_ASSIGNMENT:_
What is the number of lines in the data that include the string "upvotes"? Give it by itself.

_EXERCISE MATERIALS:_
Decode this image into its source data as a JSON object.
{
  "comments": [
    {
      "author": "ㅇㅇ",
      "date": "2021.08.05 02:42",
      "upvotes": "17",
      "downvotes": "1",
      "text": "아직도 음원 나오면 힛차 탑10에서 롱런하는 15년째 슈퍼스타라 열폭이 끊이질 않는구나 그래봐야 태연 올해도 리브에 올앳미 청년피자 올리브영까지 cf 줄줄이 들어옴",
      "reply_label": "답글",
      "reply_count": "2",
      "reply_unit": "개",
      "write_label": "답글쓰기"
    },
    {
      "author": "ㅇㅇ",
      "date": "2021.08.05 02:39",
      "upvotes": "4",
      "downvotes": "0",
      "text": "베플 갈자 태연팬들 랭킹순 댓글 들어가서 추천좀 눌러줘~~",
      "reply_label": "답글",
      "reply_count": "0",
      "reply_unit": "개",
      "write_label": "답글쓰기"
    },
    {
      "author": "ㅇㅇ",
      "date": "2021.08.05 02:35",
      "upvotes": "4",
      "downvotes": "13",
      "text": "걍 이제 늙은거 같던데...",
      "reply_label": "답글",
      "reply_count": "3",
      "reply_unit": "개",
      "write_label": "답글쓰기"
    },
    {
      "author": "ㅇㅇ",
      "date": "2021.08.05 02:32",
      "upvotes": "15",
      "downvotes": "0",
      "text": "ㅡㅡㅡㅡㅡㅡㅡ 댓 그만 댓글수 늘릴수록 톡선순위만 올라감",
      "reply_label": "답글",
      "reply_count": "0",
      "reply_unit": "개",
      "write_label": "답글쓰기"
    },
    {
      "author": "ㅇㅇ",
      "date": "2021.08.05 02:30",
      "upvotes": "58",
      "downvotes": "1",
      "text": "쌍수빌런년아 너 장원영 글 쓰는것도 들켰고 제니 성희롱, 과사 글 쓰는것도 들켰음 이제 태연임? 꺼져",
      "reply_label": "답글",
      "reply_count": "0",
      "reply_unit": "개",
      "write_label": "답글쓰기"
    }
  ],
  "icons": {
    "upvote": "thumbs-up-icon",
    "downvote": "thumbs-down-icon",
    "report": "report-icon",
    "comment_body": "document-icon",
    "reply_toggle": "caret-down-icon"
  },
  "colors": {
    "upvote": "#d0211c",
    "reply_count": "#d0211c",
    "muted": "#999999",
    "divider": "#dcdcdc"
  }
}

_RESULT FOR THIS TASK:_
5